Cyber criminals are continually improving and looking to exploit any weakness in your information security. Are you aware of your businesses weak spots and what’s being done to protect them?

Common Business Cyber Attacks

Phishing Attacks

Phishing | Forsythes Technology

Emails, texts and hack applications that trick you into handing over your login credentials and then log into your account to perform malicious activity such as changing bank account details on your client invoices, or encrypting your data and holding it to ransom.


Botnets | Forsythes Technology

A Botnet, short for “Robot Network’’, is a group of computers, phones or other devices that are connected to the internet and have been breached. The owner can then use this network of devices to flood websites/applications with traffic this is known as distributed denial-of-service attack (DDoS attack). A recent high-profile DDoS attack was during the 2016 Australian Census. Botnets can also be utilised to steal data, send spam, and allows the attacker to access the device and its connection to perform any number of malicious actions.
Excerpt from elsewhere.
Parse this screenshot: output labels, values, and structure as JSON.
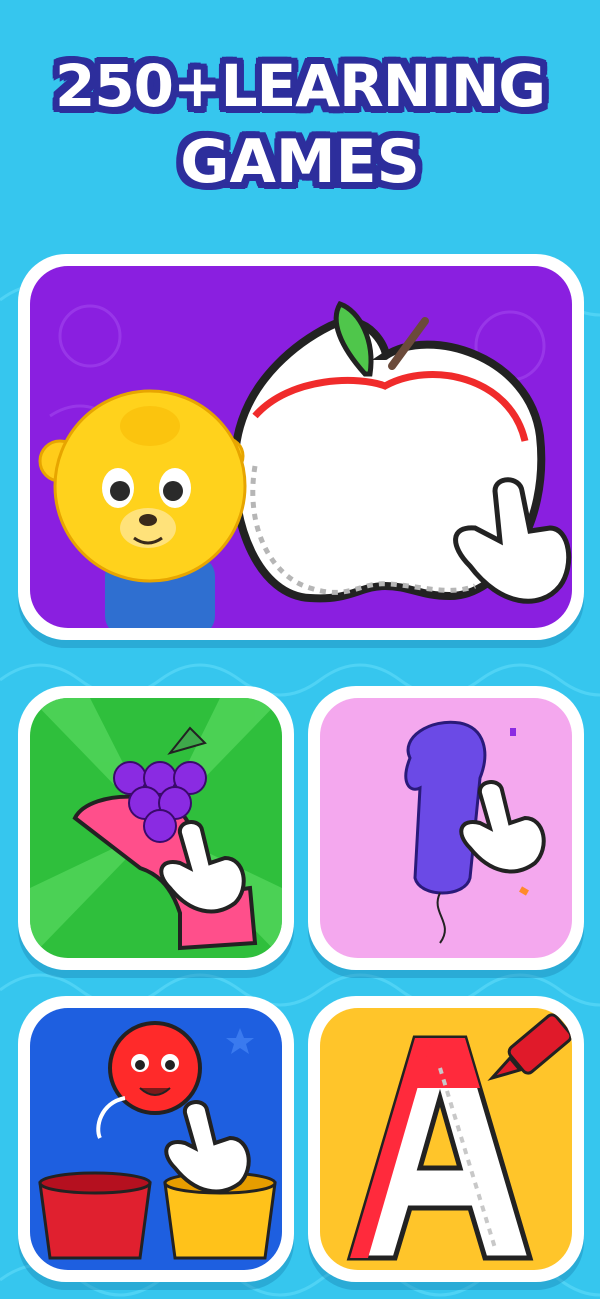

Malware | Forsythes Technology

The most common and high risk malware applications are encryption viruses such as cryptolocker, or key logging credential/data stealing applications such as Zues or Spyeye.

Cryptolocker typically enters your environment by users clicking an email, bringing in an infected device or by a hacker breaching the perimeter of your network and introducing the malware. The encryption application then encrypts your files and holds them to ransom.
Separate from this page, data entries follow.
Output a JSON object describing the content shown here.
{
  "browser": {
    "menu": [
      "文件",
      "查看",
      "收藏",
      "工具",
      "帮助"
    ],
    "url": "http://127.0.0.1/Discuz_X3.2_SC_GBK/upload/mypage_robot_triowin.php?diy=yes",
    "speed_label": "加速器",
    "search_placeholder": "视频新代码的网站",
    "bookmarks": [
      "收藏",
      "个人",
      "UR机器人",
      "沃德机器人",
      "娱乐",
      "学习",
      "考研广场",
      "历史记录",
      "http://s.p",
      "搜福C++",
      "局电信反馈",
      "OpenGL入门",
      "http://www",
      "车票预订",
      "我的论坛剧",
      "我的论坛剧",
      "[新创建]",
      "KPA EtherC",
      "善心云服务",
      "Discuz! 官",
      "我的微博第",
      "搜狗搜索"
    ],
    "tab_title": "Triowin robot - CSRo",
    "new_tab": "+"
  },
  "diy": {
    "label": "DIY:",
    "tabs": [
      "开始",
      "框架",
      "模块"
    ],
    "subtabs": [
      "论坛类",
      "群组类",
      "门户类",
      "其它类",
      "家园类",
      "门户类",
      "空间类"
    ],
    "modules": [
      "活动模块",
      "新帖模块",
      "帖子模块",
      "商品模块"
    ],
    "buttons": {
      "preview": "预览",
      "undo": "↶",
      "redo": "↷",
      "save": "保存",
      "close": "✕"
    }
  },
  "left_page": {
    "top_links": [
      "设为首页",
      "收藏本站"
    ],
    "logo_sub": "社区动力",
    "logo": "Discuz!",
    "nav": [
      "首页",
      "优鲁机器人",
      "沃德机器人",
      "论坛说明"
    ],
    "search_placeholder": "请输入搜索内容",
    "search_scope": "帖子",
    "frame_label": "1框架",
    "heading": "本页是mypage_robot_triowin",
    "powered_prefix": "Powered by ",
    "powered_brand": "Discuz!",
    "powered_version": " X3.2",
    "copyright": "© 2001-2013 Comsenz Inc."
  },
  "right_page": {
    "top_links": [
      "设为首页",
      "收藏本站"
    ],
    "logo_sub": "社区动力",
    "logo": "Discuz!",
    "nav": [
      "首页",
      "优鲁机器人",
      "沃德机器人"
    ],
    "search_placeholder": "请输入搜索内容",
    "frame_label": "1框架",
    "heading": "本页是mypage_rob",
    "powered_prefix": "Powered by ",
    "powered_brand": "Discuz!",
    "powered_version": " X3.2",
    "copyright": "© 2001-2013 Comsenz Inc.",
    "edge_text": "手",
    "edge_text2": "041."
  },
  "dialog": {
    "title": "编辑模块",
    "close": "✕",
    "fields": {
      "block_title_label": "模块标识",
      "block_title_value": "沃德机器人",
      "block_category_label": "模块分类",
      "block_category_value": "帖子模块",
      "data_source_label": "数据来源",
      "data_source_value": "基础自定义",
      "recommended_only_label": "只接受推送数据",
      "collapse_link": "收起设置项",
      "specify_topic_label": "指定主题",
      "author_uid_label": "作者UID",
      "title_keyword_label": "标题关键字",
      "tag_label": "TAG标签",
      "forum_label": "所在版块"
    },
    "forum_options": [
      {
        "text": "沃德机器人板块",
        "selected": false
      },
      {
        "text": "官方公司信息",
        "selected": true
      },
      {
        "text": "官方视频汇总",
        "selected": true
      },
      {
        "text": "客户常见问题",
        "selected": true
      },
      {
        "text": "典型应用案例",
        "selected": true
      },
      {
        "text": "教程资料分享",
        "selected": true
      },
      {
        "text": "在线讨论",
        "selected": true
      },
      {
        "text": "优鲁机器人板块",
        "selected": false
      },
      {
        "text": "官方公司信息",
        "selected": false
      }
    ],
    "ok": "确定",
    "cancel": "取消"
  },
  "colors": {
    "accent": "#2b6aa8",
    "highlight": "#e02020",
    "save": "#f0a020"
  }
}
Key logging applications often enter in a similar way and then steal your credentials, information or money through online banking applications.

Your risk of being a victim of one of these cyber security breaches can be greatly reduced by understanding your weak spots and protecting them.
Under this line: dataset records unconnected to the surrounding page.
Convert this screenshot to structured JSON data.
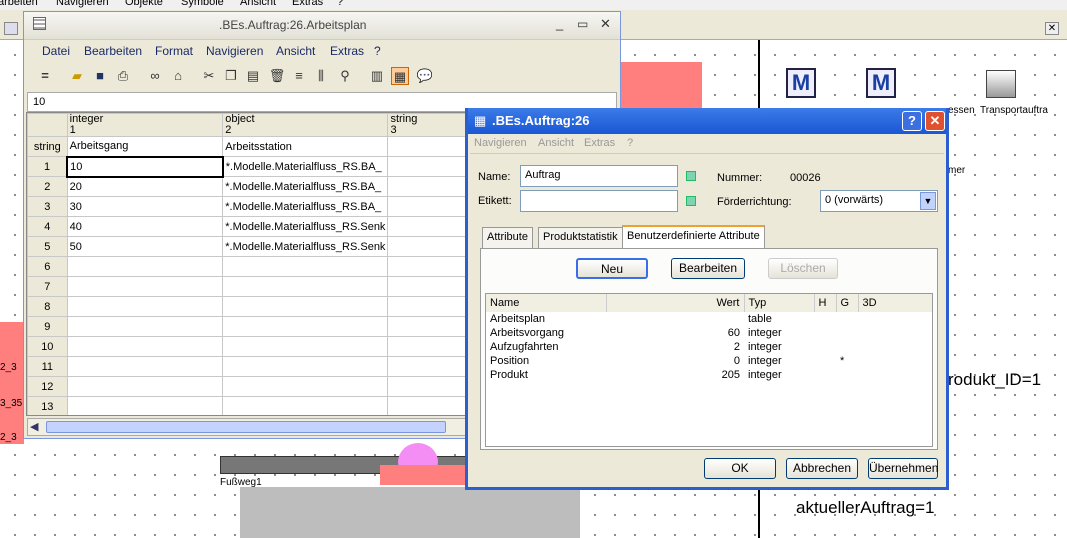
{
  "background": {
    "menu": [
      "arbeiten",
      "Navigieren",
      "Objekte",
      "Symbole",
      "Ansicht",
      "Extras",
      "?"
    ],
    "right_texts": [
      "essen",
      "Transportauftra",
      "mer",
      "rodukt_ID=1"
    ],
    "bottom_text": "aktuellerAuftrag=1",
    "left_fragments": [
      "2_3",
      "3_35",
      "2_3"
    ],
    "path_label": "Fußweg1"
  },
  "window1": {
    "title": ".BEs.Auftrag:26.Arbeitsplan",
    "menu": [
      "Datei",
      "Bearbeiten",
      "Format",
      "Navigieren",
      "Ansicht",
      "Extras",
      "?"
    ],
    "cell_value": "10",
    "col_types": [
      {
        "type": "integer",
        "num": "1"
      },
      {
        "type": "object",
        "num": "2"
      },
      {
        "type": "string",
        "num": "3"
      }
    ],
    "row_header_label": "string",
    "col_names": [
      "Arbeitsgang",
      "Arbeitsstation",
      ""
    ],
    "rows": [
      {
        "n": "1",
        "a": "10",
        "b": "*.Modelle.Materialfluss_RS.BA_"
      },
      {
        "n": "2",
        "a": "20",
        "b": "*.Modelle.Materialfluss_RS.BA_"
      },
      {
        "n": "3",
        "a": "30",
        "b": "*.Modelle.Materialfluss_RS.BA_"
      },
      {
        "n": "4",
        "a": "40",
        "b": "*.Modelle.Materialfluss_RS.Senk"
      },
      {
        "n": "5",
        "a": "50",
        "b": "*.Modelle.Materialfluss_RS.Senk"
      },
      {
        "n": "6",
        "a": "",
        "b": ""
      },
      {
        "n": "7",
        "a": "",
        "b": ""
      },
      {
        "n": "8",
        "a": "",
        "b": ""
      },
      {
        "n": "9",
        "a": "",
        "b": ""
      },
      {
        "n": "10",
        "a": "",
        "b": ""
      },
      {
        "n": "11",
        "a": "",
        "b": ""
      },
      {
        "n": "12",
        "a": "",
        "b": ""
      },
      {
        "n": "13",
        "a": "",
        "b": ""
      }
    ]
  },
  "dialog": {
    "title": ".BEs.Auftrag:26",
    "help": "?",
    "menu": [
      "Navigieren",
      "Ansicht",
      "Extras",
      "?"
    ],
    "name_label": "Name:",
    "name_value": "Auftrag",
    "label_label": "Etikett:",
    "label_value": "",
    "number_label": "Nummer:",
    "number_value": "00026",
    "direction_label": "Förderrichtung:",
    "direction_value": "0 (vorwärts)",
    "tabs": [
      "Attribute",
      "Produktstatistik",
      "Benutzerdefinierte Attribute"
    ],
    "buttons": {
      "new": "Neu",
      "edit": "Bearbeiten",
      "delete": "Löschen",
      "ok": "OK",
      "cancel": "Abbrechen",
      "apply": "Übernehmen"
    },
    "columns": [
      "Name",
      "Wert",
      "Typ",
      "H",
      "G",
      "3D"
    ],
    "attributes": [
      {
        "name": "Arbeitsplan",
        "value": "",
        "type": "table",
        "h": "",
        "g": ""
      },
      {
        "name": "Arbeitsvorgang",
        "value": "60",
        "type": "integer",
        "h": "",
        "g": ""
      },
      {
        "name": "Aufzugfahrten",
        "value": "2",
        "type": "integer",
        "h": "",
        "g": ""
      },
      {
        "name": "Position",
        "value": "0",
        "type": "integer",
        "h": "",
        "g": "*"
      },
      {
        "name": "Produkt",
        "value": "205",
        "type": "integer",
        "h": "",
        "g": ""
      }
    ]
  },
  "colors": {
    "accent": "#2b5fcf",
    "pink": "#ff7f7f",
    "magenta_dot": "#f48ef4"
  }
}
Weak Spots

  1. Staff: 90% of attacks are due to a staff member inadvertently clicking on something they shouldn’t
  2. Remote Access Systems: Any method you allow a user to interact with your systems remotely poses a risk that needs to be managed

How to protect yourself

  • Security and network design best practice: Often connectivity and function are the focus of those connecting systems rather than security. Ensure that security posture is reviewed by an expert periodically
  • Simulation Training: By simulating attacks we can reduce the chances of employees unwittingly handing over their details
  • Next generation Firewalls, Endpoint Protection and Cloud Security solutions that can detect suspicious behaviour rather than just looking for known viruses.
  • Two factor authentication, which provides an added layer of protection by asking for a token or security code when a connection is made to your system from a new external source.

To talk to an expert about a posture assessment give us a call or send us an email at